In little more than a year, the IMSA WeatherTech SportsCar Championship will unveil a new version of its highest class. In conjunction with Automobile Club de l'Ouest (ACO), LMDh cars will replace Daytona Prototype international (DPi), turning IMSA’s fastest and most technically advanced racing cars into a platform for hybrid technology that matches global sports car formats.
It’s a grand, expansive and complicated undertaking. It’s also enjoying a positive afterglow in the months since its announcement. Five manufacturers – Acura, Audi, BMW, Cadillac and Porsche – have committed to building LMDh cars. So far, three teams in the WeatherTech Championship have announced plans to field LMDh entries beginning with the Rolex 24 At Daytona in January 2023.
More are expected to announce LMDh plans in the coming months.
“It has the potential of having the equipment and regulations common across IMSA and the ACO,” said Team Penske President Tim Cindric, who’s preparing his team to partner with Porsche in its IMSA LMDh plans. “It’s an opportunity we haven’t seen in our lifetime, I don’t think. As a team, we wanted to be involved.”
In the next few weeks, IMSA NewsWire and IMSA.com will delve into LMDh from the perspective of team owners and managers. Some of the most influential minds in IMSA will examine the response, the potential and the expectations of LMDh.
So far, the plan has met an affirmative response.
“We come now from a long GT era, and we have now the possibility to do a cost-effective (LMDh program to compete) for an overall win,” said Krack, Head of BMW M Motorsport. “This is very attractive, and at the same time you can sell technology. These two go well together.”
Announced in January 2020, LMDh generated more momentum last month when Cadillac announced its development of an LMDh program with two established and successful DPi teams – Chip Ganassi Racing and Action Express Racing.
“We were really hoping this would happen,” said Gary Nelson, manager of Action Express. “The format really got our attention. In my mind, trophies should be hard to get. I like tough competition, and that’s what this looks like it will provide.”

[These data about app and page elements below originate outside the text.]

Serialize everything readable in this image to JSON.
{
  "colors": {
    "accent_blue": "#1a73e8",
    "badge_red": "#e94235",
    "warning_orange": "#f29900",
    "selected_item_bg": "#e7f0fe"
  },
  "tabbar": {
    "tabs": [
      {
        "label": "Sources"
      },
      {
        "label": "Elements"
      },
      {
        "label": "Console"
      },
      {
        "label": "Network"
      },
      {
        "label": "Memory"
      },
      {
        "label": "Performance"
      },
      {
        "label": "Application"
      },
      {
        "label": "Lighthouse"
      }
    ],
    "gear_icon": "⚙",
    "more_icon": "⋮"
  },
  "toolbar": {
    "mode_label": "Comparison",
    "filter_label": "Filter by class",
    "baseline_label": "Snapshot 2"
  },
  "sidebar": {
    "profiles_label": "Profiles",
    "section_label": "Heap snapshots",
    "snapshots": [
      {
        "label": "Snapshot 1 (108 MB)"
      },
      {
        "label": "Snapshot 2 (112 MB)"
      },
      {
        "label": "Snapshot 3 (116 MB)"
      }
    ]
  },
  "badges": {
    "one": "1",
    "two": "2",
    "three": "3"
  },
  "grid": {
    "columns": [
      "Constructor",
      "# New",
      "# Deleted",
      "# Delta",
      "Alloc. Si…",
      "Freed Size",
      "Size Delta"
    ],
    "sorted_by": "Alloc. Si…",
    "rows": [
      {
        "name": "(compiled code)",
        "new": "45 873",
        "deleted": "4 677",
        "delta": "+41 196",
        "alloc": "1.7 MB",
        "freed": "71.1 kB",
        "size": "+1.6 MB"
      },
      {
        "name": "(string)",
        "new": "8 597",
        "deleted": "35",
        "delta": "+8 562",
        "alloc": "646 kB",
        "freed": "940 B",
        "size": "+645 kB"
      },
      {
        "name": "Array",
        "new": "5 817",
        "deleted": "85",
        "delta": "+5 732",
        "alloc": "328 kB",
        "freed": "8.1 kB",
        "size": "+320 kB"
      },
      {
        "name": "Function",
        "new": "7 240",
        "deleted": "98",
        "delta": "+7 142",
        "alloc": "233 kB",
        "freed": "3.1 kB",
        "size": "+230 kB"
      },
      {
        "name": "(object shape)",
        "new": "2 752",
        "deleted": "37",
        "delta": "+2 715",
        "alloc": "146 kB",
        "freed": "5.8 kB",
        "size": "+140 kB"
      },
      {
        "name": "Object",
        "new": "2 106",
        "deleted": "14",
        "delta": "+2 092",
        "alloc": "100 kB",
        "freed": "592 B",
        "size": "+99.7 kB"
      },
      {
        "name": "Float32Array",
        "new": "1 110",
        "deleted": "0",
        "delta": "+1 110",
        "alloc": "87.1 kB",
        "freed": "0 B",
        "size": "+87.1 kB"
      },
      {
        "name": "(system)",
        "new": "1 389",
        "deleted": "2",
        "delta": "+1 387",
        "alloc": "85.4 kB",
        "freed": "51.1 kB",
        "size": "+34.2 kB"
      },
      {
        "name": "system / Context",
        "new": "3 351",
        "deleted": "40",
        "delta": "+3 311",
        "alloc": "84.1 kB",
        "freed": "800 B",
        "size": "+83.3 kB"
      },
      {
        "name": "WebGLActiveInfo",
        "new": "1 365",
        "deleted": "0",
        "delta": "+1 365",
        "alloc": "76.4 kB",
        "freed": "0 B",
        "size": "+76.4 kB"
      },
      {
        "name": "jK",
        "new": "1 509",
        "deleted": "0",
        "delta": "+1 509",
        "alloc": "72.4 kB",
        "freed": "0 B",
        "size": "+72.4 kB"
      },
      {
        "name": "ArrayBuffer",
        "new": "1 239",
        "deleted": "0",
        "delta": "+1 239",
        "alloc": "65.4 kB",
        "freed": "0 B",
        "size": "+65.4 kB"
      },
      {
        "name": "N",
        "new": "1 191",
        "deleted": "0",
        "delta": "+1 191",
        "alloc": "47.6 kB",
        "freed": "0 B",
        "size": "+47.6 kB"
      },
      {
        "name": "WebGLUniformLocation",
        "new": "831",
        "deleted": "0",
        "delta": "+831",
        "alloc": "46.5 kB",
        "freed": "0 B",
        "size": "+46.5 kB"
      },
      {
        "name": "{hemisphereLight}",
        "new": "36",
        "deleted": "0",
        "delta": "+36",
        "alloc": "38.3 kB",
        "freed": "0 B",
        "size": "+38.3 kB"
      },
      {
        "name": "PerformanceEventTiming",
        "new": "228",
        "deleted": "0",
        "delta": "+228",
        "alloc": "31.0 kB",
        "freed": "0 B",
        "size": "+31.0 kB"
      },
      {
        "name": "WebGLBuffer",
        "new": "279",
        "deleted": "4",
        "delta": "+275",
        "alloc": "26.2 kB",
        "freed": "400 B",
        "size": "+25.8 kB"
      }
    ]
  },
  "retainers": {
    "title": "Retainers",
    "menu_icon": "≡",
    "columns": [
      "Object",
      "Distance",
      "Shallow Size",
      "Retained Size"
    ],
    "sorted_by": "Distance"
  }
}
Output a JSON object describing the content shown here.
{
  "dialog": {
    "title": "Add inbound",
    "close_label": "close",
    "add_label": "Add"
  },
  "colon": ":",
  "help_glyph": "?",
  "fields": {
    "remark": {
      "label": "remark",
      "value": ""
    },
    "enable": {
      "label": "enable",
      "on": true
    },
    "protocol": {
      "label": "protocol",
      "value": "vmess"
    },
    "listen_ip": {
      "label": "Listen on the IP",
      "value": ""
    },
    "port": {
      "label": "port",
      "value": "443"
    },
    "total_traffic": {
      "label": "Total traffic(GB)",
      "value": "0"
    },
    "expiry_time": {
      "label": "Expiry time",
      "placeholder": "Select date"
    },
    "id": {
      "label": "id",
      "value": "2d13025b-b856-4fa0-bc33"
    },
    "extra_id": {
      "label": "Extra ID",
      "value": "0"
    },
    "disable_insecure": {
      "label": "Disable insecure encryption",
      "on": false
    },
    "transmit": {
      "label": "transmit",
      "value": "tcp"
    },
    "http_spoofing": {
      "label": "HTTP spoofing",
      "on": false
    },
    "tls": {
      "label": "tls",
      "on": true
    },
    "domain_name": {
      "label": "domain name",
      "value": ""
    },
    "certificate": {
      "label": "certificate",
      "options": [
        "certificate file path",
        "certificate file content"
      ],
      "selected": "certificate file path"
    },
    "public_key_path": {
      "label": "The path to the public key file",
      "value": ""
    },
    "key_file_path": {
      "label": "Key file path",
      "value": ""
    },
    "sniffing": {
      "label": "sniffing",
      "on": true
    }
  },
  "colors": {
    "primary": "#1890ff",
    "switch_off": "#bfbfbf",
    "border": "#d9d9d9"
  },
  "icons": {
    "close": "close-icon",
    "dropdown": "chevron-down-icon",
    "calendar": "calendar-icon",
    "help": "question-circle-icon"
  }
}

The class is based on a cost-capped car generating more than 670 horsepower from the combined output of an internal combustion engine and a hybrid powertrain. Four constructors – Dallara, Ligier, Multimatic and ORECA – will build chassis, and manufacturers will be allowed to brand engines and stylize the bodywork.
“When there’s a big technology change, you’re starting from a clean sheet of paper,” said Wayne Taylor, whose Wayne Taylor Racing is part of Acura’s current DPi program and considered a front-runner to continue in Acura’s LMDh plans. “With the pressure to use and create clean energy, this is a good first step.”
As auto manufacturers continue to hone hybrid technology and move toward electric production vehicles, racing offers the ideal proving ground and stage for the change. It’s not surprising, then, that LMDh has received an endorsement of participation.
“IMSA has always made sure that they have the constructors on board, their teams on board and their audience,” Krack said. “It’s a package that all of us need. For us, it’s the perfect match.”
Next in the series: Four team leaders discuss the significance of LMDh specs matching across international sanction. Will matching specs encourage more participation in IMSA’s top class? Will crossover between IMSA and the World Endurance Championship (WEC) increase?